Start of Block

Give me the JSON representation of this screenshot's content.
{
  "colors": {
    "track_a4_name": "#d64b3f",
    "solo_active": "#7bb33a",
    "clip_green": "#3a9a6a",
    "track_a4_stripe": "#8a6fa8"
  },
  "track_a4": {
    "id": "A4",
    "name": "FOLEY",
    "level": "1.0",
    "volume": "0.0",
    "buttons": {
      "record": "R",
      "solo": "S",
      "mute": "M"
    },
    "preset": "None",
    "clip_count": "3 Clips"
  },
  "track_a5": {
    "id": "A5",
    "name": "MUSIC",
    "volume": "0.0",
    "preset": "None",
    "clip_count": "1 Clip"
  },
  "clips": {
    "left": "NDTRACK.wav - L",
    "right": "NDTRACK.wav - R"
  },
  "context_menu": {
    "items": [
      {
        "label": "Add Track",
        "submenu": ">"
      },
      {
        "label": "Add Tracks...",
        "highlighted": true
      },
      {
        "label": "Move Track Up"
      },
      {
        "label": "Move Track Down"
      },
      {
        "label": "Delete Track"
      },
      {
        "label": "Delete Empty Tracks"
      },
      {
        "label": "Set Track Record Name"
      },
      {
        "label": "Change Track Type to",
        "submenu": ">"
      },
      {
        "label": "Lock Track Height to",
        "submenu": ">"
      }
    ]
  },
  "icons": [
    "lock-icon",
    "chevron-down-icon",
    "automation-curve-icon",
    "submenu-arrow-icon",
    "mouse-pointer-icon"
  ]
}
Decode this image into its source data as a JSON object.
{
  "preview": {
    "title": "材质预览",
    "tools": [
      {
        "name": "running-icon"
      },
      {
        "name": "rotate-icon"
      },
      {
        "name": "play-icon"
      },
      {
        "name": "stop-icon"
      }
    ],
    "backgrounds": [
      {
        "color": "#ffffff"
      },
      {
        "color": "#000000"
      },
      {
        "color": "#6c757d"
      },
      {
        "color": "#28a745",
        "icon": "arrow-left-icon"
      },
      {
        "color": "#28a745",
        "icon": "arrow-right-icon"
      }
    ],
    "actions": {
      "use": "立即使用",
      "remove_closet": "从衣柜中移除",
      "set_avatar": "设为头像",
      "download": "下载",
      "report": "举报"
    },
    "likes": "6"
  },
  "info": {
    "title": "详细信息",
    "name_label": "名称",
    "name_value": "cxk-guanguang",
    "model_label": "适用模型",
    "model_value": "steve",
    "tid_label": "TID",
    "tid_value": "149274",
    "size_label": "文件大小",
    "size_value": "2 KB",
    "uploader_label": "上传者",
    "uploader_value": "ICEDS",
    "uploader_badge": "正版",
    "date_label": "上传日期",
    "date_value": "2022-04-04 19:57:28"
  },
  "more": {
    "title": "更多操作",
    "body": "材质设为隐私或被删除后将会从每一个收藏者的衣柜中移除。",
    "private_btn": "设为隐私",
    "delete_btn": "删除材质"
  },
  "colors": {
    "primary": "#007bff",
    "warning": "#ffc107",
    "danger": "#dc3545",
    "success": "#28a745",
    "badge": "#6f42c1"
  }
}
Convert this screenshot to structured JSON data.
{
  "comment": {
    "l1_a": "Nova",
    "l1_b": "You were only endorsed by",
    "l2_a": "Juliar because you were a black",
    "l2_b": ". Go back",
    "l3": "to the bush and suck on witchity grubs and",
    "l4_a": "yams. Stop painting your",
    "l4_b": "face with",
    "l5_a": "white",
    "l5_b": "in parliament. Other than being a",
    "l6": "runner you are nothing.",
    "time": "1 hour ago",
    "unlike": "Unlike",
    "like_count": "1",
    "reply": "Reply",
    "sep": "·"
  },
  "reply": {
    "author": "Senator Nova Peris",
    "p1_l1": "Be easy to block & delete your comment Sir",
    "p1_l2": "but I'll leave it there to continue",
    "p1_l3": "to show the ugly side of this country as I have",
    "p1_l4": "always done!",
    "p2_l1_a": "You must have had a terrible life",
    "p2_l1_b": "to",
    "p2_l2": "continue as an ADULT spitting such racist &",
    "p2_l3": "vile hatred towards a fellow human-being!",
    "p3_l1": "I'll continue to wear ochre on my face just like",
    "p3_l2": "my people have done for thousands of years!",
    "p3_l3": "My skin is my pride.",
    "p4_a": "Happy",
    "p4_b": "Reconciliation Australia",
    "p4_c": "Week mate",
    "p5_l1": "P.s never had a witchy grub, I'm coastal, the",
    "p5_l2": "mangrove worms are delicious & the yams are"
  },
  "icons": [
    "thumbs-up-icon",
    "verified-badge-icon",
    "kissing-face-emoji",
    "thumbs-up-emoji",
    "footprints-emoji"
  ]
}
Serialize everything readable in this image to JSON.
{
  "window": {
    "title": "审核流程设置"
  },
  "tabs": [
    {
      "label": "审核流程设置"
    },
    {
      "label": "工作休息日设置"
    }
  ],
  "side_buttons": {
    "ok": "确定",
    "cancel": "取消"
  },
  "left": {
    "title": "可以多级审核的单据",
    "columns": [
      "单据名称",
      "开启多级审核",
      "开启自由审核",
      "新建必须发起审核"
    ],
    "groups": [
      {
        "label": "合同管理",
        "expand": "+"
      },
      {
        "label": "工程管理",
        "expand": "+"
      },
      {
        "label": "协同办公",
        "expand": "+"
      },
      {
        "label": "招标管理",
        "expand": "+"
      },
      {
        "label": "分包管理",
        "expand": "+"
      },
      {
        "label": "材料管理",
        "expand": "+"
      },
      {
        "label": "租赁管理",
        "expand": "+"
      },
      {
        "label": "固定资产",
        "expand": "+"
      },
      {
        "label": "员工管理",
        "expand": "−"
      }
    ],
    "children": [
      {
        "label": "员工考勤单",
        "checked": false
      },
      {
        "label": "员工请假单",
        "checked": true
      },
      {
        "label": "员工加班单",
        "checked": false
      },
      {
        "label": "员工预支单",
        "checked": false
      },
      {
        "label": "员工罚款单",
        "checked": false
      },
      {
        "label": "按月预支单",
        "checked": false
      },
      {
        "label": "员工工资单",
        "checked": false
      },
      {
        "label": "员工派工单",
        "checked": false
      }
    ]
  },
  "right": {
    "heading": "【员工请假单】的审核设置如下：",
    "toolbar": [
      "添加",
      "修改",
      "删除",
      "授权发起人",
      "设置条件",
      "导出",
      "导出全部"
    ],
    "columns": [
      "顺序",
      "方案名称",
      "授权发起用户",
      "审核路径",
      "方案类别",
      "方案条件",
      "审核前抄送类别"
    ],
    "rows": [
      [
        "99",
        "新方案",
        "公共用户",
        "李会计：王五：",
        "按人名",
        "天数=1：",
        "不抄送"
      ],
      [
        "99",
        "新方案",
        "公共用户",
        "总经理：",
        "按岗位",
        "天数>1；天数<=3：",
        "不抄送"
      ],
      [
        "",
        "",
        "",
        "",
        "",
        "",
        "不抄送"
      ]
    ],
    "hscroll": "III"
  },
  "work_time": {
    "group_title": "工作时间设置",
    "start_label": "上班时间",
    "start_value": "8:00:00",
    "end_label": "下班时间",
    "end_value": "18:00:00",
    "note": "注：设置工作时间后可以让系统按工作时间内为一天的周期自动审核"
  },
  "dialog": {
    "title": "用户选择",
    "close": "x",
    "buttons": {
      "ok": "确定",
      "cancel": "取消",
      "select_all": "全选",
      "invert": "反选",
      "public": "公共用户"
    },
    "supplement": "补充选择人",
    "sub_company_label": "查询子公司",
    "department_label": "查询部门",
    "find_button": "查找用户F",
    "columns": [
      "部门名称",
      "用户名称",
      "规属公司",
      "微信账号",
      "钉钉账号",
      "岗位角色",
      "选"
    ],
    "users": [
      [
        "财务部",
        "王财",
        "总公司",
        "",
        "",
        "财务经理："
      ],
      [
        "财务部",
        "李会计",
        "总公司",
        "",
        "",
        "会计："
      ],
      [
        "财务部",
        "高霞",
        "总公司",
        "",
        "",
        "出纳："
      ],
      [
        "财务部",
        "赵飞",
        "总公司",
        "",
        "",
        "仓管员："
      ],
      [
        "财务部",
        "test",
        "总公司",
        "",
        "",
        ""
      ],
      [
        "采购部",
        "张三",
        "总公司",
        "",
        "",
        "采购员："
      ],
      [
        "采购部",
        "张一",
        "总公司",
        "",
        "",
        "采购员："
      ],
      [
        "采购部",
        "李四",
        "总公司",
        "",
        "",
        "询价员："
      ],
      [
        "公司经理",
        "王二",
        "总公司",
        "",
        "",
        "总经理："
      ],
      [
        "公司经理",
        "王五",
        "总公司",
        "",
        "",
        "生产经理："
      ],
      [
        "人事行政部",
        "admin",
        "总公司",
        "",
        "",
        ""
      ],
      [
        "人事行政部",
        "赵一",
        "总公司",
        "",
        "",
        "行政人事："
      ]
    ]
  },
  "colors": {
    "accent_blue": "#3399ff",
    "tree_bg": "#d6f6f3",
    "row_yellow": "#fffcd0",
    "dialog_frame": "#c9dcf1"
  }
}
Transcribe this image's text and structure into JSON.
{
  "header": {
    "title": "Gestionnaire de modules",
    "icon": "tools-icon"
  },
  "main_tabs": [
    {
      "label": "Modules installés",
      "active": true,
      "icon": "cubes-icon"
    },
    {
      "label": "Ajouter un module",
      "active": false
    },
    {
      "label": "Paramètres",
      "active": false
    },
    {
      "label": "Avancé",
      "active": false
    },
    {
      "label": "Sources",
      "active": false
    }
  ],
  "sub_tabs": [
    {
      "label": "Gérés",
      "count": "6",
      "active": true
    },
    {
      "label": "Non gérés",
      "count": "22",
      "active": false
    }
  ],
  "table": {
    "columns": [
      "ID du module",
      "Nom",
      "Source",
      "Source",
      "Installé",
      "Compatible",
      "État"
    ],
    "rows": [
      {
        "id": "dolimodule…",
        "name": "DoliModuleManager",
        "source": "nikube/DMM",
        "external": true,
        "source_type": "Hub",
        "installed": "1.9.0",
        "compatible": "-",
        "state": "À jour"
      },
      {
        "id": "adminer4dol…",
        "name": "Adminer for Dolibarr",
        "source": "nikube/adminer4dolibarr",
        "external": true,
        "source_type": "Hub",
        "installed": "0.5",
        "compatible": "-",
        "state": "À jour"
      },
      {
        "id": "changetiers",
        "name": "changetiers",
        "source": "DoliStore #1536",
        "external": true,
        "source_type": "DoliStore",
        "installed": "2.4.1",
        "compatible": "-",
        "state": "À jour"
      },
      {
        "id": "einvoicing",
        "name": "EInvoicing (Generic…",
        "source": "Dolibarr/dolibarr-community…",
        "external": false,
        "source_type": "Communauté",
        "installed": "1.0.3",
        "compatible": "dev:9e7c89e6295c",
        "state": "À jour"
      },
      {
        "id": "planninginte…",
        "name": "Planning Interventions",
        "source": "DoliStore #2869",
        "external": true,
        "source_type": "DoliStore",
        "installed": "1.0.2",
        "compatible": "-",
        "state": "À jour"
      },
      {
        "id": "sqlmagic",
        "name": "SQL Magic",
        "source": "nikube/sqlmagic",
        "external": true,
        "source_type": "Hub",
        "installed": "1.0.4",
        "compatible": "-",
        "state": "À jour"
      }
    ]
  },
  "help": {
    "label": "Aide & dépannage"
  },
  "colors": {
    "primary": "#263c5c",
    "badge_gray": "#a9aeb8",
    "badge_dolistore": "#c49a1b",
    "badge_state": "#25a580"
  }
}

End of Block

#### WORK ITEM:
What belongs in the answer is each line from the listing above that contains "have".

#### PROBLEM SOLUTION:
    "p1_l3": "to show the ugly side of this country as I have",
    "p2_l1_a": "You must have had a terrible life",
    "p3_l2": "my people have done for thousands of years!",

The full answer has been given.